Having a waterproof phone just makes sense, and the tradeoffs just aren't as big as they used to be
I went camping over the weekend, and after four days in the "wilderness" (or as wild as I'll get involved with) I realized it's really awesome to be carrying a smartphone that's waterproof. And now that the compromises of having a waterproof phone don't amount to thick rubber housings, rugged styling or even flaps over ports in many cases, I'm wondering why nearly every phone released today isn't in some way resistant to liquids.

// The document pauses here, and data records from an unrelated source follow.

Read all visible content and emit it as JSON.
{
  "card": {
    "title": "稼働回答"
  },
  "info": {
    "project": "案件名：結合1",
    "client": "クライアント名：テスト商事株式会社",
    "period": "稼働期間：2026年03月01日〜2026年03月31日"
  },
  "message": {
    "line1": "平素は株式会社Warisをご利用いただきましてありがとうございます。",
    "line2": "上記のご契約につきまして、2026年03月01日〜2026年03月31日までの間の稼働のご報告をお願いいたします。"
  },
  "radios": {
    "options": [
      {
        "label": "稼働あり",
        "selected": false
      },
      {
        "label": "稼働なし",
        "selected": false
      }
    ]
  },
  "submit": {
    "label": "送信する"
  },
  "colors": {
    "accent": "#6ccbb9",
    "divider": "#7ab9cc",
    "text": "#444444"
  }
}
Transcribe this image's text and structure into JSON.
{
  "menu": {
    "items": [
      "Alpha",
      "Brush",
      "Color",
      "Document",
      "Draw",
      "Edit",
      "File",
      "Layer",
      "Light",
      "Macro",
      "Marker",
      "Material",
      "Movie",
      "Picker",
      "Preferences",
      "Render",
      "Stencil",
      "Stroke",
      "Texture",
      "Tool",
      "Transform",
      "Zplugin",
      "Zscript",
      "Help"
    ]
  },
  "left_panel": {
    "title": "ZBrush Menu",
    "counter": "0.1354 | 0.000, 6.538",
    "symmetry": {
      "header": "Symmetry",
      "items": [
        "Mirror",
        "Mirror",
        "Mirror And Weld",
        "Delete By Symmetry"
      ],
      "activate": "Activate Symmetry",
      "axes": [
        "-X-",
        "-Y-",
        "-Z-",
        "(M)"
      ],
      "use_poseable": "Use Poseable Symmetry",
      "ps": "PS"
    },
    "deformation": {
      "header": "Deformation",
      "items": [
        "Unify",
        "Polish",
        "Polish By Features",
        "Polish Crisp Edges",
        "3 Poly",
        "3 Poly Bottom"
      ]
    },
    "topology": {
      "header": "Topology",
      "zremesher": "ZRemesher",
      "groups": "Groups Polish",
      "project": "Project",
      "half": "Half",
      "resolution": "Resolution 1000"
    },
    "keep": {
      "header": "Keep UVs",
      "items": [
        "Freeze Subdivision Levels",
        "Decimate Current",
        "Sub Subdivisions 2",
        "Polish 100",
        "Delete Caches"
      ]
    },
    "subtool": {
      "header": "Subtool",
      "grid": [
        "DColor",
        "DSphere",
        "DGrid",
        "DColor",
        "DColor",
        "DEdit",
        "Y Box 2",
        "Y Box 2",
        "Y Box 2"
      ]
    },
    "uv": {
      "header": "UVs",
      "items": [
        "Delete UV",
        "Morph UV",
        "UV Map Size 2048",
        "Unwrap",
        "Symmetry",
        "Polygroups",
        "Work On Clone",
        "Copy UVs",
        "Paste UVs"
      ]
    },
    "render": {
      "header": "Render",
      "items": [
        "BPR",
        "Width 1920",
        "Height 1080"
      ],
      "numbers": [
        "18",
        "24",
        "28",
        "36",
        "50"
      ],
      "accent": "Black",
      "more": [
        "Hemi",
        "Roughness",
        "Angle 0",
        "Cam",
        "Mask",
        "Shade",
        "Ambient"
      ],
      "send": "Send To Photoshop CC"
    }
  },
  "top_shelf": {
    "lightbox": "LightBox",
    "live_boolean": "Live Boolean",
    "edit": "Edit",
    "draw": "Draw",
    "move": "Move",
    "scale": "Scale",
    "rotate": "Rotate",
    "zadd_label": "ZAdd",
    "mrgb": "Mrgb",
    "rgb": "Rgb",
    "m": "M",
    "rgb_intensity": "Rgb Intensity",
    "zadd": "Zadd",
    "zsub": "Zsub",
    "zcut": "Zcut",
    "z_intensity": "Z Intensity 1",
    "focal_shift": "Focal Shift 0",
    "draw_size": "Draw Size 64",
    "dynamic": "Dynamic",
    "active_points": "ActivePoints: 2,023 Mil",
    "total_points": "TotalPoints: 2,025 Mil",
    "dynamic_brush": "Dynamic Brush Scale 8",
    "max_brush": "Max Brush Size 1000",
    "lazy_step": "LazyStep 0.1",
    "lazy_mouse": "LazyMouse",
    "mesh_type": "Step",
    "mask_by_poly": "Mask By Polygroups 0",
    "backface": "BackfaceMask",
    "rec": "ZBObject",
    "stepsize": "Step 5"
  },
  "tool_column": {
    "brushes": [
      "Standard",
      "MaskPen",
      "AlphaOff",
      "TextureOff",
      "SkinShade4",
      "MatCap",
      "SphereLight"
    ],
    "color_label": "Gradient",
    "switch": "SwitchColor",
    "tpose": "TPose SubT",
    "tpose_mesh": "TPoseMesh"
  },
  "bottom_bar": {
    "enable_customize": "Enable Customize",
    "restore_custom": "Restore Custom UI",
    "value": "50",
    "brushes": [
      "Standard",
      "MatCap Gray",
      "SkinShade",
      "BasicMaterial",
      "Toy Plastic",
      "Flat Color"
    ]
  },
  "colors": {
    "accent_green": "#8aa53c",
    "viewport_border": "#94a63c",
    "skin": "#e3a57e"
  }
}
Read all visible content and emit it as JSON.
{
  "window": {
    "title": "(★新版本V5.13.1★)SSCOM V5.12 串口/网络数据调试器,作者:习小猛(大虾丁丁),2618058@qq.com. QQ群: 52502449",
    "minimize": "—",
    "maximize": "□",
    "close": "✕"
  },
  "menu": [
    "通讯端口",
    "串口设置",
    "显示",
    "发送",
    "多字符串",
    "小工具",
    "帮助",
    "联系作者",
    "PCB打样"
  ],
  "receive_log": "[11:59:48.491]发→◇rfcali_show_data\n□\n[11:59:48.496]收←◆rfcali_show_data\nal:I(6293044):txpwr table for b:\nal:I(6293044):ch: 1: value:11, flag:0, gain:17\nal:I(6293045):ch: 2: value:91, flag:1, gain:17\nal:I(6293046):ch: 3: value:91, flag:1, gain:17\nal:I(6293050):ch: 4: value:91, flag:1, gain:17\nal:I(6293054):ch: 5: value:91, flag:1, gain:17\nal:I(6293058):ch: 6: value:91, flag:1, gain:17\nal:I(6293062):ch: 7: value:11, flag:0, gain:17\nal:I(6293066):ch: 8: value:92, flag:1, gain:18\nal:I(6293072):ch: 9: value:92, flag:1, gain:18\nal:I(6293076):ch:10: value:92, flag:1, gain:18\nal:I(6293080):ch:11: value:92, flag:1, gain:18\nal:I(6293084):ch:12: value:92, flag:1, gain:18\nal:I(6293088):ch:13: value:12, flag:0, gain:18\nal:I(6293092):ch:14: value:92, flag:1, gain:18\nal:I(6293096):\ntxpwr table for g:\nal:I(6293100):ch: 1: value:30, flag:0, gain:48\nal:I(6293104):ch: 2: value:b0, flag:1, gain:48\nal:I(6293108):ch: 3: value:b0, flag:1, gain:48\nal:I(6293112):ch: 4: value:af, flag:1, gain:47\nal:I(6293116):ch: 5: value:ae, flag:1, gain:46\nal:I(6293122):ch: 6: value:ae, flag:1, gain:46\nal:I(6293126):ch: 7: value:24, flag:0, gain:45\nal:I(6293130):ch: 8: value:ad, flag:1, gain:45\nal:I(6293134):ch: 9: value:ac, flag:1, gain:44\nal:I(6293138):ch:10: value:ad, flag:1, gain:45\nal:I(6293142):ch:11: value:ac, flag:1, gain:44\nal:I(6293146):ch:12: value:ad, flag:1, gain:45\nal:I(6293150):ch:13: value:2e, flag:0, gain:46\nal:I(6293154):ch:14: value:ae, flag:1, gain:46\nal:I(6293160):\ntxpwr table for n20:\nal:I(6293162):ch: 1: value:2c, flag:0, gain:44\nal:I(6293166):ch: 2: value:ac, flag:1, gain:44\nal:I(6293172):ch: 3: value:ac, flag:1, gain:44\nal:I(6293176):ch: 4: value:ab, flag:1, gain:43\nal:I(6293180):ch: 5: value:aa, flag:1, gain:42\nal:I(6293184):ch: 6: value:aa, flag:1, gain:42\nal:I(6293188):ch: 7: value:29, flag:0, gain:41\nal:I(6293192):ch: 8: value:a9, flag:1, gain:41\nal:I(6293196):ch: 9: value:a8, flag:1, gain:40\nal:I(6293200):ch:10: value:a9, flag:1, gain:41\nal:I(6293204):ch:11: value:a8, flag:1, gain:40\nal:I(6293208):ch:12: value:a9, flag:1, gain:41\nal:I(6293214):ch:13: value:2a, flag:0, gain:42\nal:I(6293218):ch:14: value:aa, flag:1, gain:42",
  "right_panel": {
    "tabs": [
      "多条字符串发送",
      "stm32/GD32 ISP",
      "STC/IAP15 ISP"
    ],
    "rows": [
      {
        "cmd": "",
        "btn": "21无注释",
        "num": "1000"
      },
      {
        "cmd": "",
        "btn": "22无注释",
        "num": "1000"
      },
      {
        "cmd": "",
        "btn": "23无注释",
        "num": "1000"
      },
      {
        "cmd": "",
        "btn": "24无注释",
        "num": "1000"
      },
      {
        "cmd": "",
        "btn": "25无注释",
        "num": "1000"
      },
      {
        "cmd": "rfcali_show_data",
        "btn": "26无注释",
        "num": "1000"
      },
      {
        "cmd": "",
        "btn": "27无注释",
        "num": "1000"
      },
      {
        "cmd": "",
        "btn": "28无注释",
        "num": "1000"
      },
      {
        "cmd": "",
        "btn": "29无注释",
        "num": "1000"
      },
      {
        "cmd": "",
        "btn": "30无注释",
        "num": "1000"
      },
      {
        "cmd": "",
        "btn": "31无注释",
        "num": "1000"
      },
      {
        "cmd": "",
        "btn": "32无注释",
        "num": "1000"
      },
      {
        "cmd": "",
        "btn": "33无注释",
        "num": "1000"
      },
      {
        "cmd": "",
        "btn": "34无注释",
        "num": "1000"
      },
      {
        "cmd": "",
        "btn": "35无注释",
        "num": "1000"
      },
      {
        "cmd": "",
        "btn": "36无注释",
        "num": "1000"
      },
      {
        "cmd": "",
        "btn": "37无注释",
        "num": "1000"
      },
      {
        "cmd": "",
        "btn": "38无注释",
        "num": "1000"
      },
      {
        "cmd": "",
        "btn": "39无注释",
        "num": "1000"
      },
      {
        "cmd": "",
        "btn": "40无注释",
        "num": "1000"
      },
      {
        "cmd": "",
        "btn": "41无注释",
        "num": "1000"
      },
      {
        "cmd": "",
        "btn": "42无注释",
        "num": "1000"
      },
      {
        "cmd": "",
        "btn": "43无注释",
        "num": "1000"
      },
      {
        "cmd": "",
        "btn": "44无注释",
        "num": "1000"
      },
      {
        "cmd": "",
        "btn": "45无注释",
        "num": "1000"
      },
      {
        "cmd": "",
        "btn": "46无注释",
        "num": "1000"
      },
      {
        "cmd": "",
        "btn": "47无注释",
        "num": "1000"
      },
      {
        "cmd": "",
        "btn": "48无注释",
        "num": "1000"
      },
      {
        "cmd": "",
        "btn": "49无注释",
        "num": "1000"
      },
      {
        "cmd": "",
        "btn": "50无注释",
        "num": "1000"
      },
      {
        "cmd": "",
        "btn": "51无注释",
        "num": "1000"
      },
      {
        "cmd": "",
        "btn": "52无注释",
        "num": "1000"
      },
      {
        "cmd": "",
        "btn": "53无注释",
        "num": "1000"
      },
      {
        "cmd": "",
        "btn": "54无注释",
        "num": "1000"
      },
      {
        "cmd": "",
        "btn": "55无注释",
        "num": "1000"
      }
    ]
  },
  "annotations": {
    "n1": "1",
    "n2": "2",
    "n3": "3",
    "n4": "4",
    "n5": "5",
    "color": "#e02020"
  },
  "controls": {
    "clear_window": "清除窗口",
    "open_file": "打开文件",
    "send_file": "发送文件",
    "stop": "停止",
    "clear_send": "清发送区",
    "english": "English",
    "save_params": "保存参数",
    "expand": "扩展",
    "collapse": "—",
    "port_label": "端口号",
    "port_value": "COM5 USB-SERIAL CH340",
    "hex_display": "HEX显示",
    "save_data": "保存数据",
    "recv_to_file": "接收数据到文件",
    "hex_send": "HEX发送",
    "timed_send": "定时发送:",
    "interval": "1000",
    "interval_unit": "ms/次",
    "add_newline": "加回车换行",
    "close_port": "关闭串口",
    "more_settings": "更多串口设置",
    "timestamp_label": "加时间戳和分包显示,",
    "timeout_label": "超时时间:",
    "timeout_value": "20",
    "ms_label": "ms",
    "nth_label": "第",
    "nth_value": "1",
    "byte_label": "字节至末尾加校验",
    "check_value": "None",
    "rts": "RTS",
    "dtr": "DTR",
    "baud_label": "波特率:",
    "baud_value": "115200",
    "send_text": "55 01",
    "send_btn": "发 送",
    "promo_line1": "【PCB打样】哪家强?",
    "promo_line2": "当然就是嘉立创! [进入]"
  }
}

I chose to carry a Galaxy S5 in my pocket over the weekend, and not because of its software, camera or any other feature — I primarily chose to use it because it's the one waterproof phone that I have. I brought my Nexus 5 along (how often do I not have two phones on me?) as well, but it was tucked safely in a backpack for the times I needed it. The phone that got used was the one that would survive the inevitable spills, bumps and moist encounters a phone is often faced with when you're camping.
Accidents happen. Phones (well, lots of expensive, fragile things) get dropped in water or have liquids spilled on them on a regular basis. But this happens at a dramatically higher pace when you're camping with a bunch of friends and family. Not because anyone's out to get your phone wet on purpose, but simply because you have several people together having fun very close to a body of water.
If someone spilled a freshly-opened beer on my phone, everything was going to be okay.
Drinks were spilled. Tables were bumped. Chairs were tipped over. Boat rides were taken. Kayaks were used. And the one thing I never worried about was whether or not my GS5 was going to be alright around all of these potentially electronics-killing situations. I've seen more than my fair share of phones dropped in wet cup holders, doused in beer on a picnic table or accidentally splashed getting out of the boat, and it's never a fun experience.
But over this long weekend I didn't worry about any of that. I got up from a table full of people and left my phone sitting there, knowing that when I returned in 10 minutes it didn't matter if someone spilled a freshly-opened Blue Moon all over it, or there was a crazy flash flood-inducing rain storm (sadly that second one happened this weekend). I brought my phone with me on a morning kayak ride and took some awesome pictures of the rocks along the lake and of a deer taking a stroll along the shore — pictures I never would have captured with another phone simply because I'd be too scared of getting it wet to bring it.
Every phone should be waterproof — or simply "water resistant" if you want to cover your bases — going forward. A few manufacturers, like Sony and Kyocera, have lead the charge and the likes of Samsung have started to catch up, but we're far from waterproofing being a standard feature currently.
I don't want to have to choose to use one phone over another simply because I'm scared of getting it near something wet. The technology is available, the added cost of waterproofing is negligible and it's a feature that consumers of all kinds can see real value in. It's time for every phone to be usable in a variety of situations — let's start with letting phones get wet from time to time.